Malamud, Bernard (Malamud Bernard)( American writer.)
Comments for Malamud, Bernard (Malamud Bernard)
Biography Malamud, Bernard (Malamud Bernard)
Born April 26, 1914 in New York in Brooklyn to Russian-Jewish family. In the 1940's he taught at night school, and in 1949 he was appointed to the University of Oregon, in 1961 became a teacher Bennington (pc. Vermont), where he worked for over 20 years. Malamud twice received awards from the National Book Club, was the winner of the Pulitzer Prize. Malamud died in New York on March 18, 1986
. Legacy of Malamud's novels are a born craftsman (The Natural, . 1952), . The Assistant (The Assistant, . 1957), . The Fixer (The Fixer, . 1966), . Residents (The Tenants, . 1971), . Life Dyubina (Dubin's Lives, . 1979) and God's grace (God's Grace, . 1982), . as well as an impressive number of stories, . the best of which are included in the collections of a barrel of Magic (The Magic Barrel, . 1958), . Idiots First (Idiots First, . 1963), . Hat Rembrandt (Rembrandt's Hat, . 1973) and Stories of Bernard Malamud (The Stories of Bernard Malamud, . 1983),
. The book Images of Fidelman: Exhibition (Pictures of Fidelman: An Exhibition, 1969) reproduced in six separate episodes from the life of the Jewish artist. 16 stories and an unfinished novel included in the posthumously released collection of People (The People, 1989).

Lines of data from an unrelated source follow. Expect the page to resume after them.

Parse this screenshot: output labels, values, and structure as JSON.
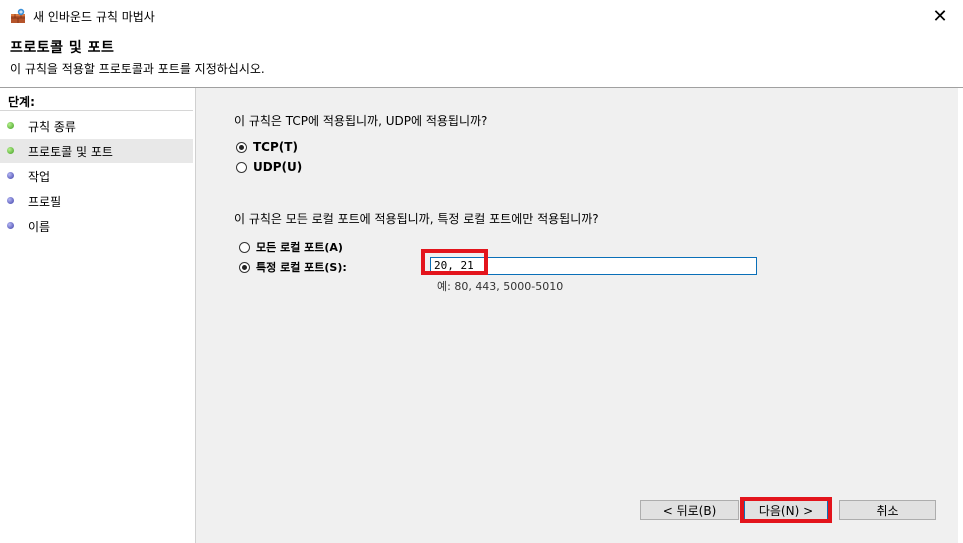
{
  "window": {
    "title": "새 인바운드 규칙 마법사",
    "close_glyph": "✕",
    "app_icon": "firewall-icon"
  },
  "header": {
    "title": "프로토콜 및 포트",
    "subtitle": "이 규칙을 적용할 프로토콜과 포트를 지정하십시오."
  },
  "sidebar": {
    "title": "단계:",
    "items": [
      {
        "label": "규칙 종류",
        "status": "complete",
        "color": "#3f9e20"
      },
      {
        "label": "프로토콜 및 포트",
        "status": "current",
        "color": "#3f9e20"
      },
      {
        "label": "작업",
        "status": "pending",
        "color": "#3d3fa8"
      },
      {
        "label": "프로필",
        "status": "pending",
        "color": "#3d3fa8"
      },
      {
        "label": "이름",
        "status": "pending",
        "color": "#3d3fa8"
      }
    ]
  },
  "main": {
    "protocol_question": "이 규칙은 TCP에 적용됩니까, UDP에 적용됩니까?",
    "protocol_options": [
      {
        "label": "TCP(T)",
        "selected": true
      },
      {
        "label": "UDP(U)",
        "selected": false
      }
    ],
    "port_question": "이 규칙은 모든 로컬 포트에 적용됩니까, 특정 로컬 포트에만 적용됩니까?",
    "port_options": [
      {
        "label": "모든 로컬 포트(A)",
        "selected": false
      },
      {
        "label": "특정 로컬 포트(S):",
        "selected": true
      }
    ],
    "port_value": "20, 21",
    "port_example": "예: 80, 443, 5000-5010"
  },
  "buttons": {
    "back": "< 뒤로(B)",
    "next": "다음(N) >",
    "cancel": "취소"
  },
  "highlight_color": "#e3141c"
}
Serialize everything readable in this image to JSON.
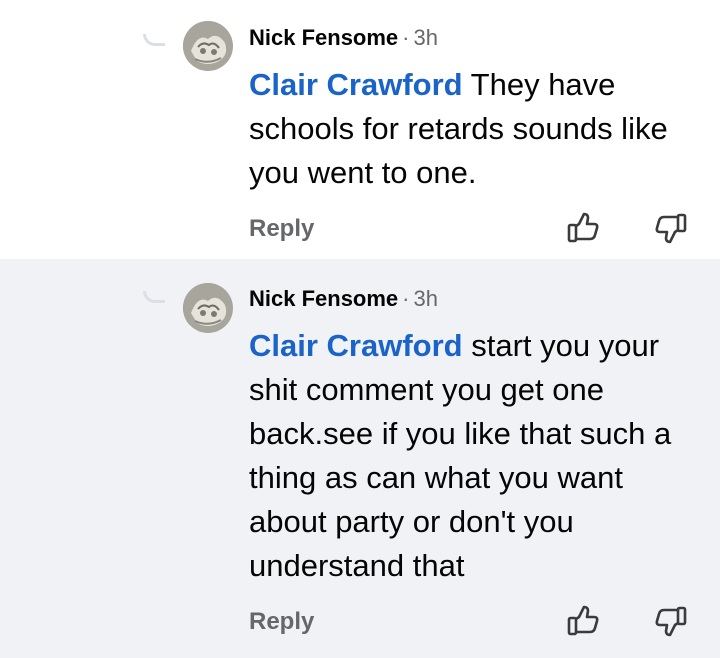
{
  "comments": [
    {
      "author": "Nick Fensome",
      "separator": "·",
      "time": "3h",
      "mention": "Clair Crawford",
      "text": " They have schools for retards sounds like you went to one.",
      "reply_label": "Reply",
      "like_icon": "thumbs-up-icon",
      "dislike_icon": "thumbs-down-icon"
    },
    {
      "author": "Nick Fensome",
      "separator": "·",
      "time": "3h",
      "mention": "Clair Crawford",
      "text": " start you your shit comment you get one back.see if you like that such a thing as can what you want about party or don't you understand that",
      "reply_label": "Reply",
      "like_icon": "thumbs-up-icon",
      "dislike_icon": "thumbs-down-icon"
    }
  ],
  "colors": {
    "mention": "#1a63c9",
    "secondary_text": "#65676b",
    "highlight_bg": "#f0f2f5",
    "thread_line": "#dcdfe3"
  }
}
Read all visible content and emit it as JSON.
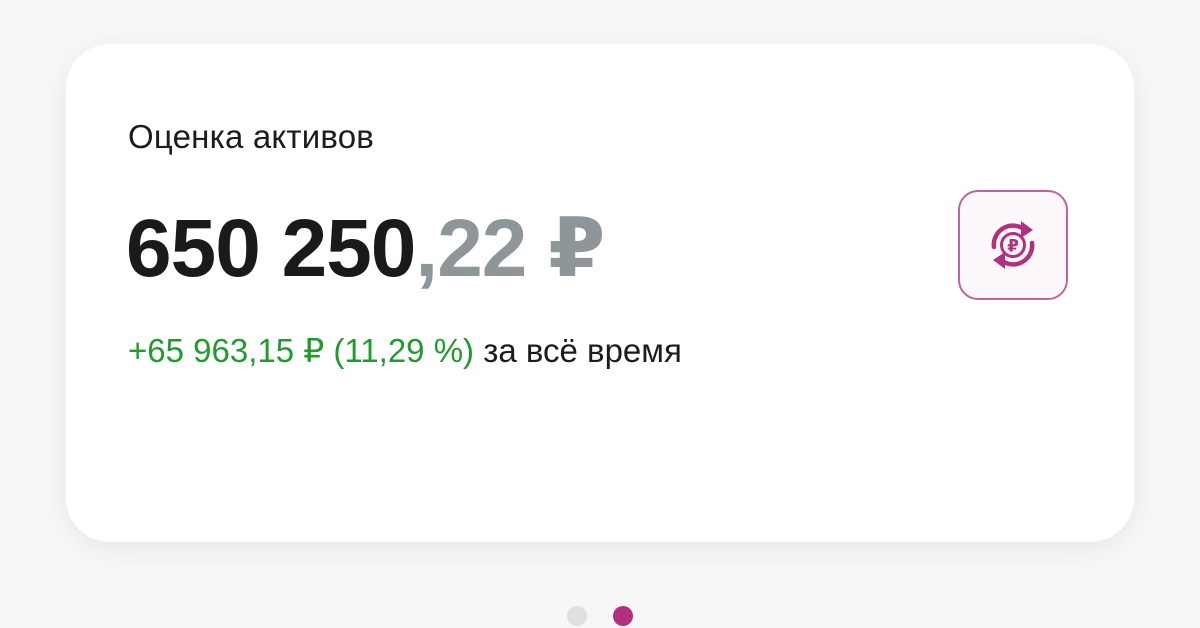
{
  "portfolio": {
    "title": "Оценка активов",
    "value_integer": "650 250",
    "value_fraction": ",22 ₽",
    "change_value": "+65 963,15 ₽ (11,29 %)",
    "change_period": " за всё время"
  },
  "action": {
    "icon": "ruble-exchange-icon",
    "icon_glyph": "₽"
  },
  "pagination": {
    "total": 2,
    "active_index": 1
  },
  "colors": {
    "positive": "#1f9b2f",
    "muted": "#8e9699",
    "accent": "#b3307f",
    "dot_inactive": "#e0e0e0"
  }
}
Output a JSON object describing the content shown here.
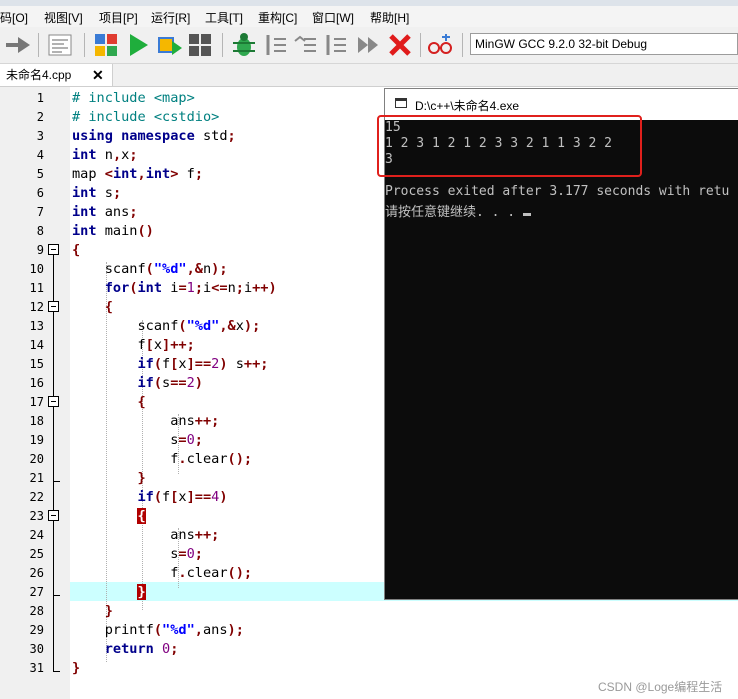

Malamud prose is often compared to a book by S. Bellow and F. Roth, on the grounds that the center of their work - identity and alienation of American Jews. Joining the poetics of realism and myth, . Malamud depicted the lives of shopkeepers, . tailors, . janitors, . cleaners and other downtrodden, . are crushed by poverty and their own weaknesses, . nevertheless retain the courage in the face of adversity, . and occasionally conquer fate with patience and saving irony,
. In the artistic universe Malamud be a Jew is simply to be a person who is plagued by its own shortcomings and seeks outside world, but that does not shut down the path to salvation - if not himself, then at least their children.